Corrosion samples of Alloy No. 6 which were exposed to plant phosphoric acid at 80° C. at a fertiliser plant in South Africa, corroded at a rate of less than 0.1 mm/a. The analysis of the acid is as follows:
P2 O5 =42.4%
H2 SO4 =3.0%
Cl- =400 mg/l
It is envisaged that other platinum group metals will exhibit a similar effect.
Also the chromium content of the stainless steel may be varied widely.
One preferred alloy has the composition:
______________________________________chromium 29% by weightmolybdenum 4% by weightnickel 2% by weightruthenium 0.2% by weightniobium + titanium 0.6% by weight______________________________________
This preferred composition is also based on the modification of the composition of an existing commercial alloy (prior art alloy no. 1). This modification does not change the mechanical and physical properties of this alloy that has been proven commercially successful.
One preferred method of platinum group metal addition to the alloy is by means of a nickel-platinum group metal master alloy. This has the advantages that the platinum group metal is more easily distributed throughout the alloy and that the platinum group metal content can be easily calculated from the nickel content. It has been shown that this is a viable method in which to calculate the platinum group metal content. An alternative would be to directly analyse the platinum group metal content which is a complex technique.
Autogenous welding tests on alloy no. 5 indicate no deterioration in the intergranular corrosion resistance and impact toughness.
The invention can, therefore, utilise existing knowledge relating to the mechanical properties, steelmaking and processing of the steel, since the small ruthenium or other platinum group metal addition does not have a significant effect on these.
Typical applications envisaged for stainless steels of this invention are:
a) absorption towers, heat exchangers, pump and vessels in the sulphuric acid and phosphoric acid industries,
b) sea water heat exchangers,
c) biomedical implants, and

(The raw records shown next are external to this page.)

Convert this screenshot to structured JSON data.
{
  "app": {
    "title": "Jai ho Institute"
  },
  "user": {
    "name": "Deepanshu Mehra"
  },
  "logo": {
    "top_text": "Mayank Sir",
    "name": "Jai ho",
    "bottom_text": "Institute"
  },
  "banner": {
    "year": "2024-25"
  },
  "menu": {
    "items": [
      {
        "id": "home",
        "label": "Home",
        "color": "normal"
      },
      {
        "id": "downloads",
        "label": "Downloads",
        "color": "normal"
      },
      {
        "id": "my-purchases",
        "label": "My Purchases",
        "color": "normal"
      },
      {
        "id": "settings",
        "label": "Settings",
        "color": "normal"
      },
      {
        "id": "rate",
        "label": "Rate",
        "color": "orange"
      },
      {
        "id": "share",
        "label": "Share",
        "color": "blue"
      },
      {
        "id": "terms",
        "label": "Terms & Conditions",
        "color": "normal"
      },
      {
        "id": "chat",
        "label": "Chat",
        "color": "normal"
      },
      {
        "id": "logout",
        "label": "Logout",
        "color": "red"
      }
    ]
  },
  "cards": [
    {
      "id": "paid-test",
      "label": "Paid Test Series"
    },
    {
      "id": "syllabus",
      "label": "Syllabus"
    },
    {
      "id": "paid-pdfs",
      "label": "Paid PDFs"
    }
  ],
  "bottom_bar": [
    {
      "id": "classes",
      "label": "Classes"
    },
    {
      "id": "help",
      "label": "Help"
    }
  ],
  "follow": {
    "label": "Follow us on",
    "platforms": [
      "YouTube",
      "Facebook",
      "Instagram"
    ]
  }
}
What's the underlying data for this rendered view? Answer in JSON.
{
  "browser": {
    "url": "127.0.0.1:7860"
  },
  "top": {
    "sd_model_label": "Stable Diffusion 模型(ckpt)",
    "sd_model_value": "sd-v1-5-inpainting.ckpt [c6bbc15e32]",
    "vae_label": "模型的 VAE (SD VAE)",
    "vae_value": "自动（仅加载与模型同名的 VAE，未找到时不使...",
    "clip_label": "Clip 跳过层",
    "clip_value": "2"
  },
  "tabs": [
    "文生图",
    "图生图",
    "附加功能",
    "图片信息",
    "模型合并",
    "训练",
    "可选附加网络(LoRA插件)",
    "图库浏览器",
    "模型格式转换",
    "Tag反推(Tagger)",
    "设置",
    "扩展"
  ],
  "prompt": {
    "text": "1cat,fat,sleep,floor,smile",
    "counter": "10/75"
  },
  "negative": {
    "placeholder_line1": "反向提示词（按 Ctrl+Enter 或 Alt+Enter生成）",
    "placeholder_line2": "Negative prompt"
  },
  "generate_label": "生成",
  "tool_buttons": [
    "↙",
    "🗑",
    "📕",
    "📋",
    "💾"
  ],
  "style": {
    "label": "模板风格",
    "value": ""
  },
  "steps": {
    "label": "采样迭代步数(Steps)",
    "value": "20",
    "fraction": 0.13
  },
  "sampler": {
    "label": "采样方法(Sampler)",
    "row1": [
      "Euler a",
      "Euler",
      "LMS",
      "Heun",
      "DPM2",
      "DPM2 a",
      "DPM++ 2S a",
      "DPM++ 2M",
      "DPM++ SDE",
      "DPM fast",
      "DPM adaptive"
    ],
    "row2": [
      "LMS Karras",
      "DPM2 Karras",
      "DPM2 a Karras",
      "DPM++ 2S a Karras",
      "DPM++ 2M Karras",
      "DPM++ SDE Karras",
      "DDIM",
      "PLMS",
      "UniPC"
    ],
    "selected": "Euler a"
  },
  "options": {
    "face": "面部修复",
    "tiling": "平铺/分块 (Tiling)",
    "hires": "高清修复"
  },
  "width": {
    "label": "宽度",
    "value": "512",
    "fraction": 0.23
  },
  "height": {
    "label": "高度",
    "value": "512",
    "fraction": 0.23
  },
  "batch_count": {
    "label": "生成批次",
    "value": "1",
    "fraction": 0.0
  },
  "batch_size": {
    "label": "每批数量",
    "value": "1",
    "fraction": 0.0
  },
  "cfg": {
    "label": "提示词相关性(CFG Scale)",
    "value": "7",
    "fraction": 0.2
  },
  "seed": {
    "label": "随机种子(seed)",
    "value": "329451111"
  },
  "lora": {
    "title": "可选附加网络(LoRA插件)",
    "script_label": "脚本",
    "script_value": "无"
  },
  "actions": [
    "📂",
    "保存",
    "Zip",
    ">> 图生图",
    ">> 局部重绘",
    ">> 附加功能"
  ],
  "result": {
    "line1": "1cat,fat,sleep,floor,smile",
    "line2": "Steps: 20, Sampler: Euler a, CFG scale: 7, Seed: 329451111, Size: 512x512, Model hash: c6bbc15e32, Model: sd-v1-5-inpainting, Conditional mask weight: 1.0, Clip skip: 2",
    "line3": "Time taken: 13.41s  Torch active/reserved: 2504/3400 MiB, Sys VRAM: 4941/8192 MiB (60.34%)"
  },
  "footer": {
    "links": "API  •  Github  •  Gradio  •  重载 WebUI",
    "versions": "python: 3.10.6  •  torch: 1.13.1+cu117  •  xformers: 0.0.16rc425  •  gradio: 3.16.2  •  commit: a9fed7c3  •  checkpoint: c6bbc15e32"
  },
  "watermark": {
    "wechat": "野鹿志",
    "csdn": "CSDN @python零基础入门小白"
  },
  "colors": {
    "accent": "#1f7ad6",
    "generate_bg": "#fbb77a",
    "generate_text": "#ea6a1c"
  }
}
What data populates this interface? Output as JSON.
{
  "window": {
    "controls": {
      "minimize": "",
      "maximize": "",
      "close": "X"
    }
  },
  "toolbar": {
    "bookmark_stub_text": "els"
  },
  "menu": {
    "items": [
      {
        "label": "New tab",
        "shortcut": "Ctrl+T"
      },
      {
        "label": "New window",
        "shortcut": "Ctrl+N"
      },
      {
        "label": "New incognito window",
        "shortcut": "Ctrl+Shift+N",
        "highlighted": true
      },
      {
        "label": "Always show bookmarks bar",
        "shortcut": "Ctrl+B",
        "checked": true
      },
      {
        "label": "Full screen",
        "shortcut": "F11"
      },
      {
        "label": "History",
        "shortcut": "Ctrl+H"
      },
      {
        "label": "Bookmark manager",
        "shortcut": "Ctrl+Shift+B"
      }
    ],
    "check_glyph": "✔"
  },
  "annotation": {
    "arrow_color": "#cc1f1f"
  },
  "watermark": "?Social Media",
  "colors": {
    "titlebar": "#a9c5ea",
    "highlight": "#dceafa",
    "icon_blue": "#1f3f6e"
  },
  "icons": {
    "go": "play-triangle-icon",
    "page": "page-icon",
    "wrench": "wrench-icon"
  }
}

d) flue gas desulphurisation (FGD) applications.
The invention therefore provides a range of stainless steels exhibiting greatly enhanced corrosion resistance.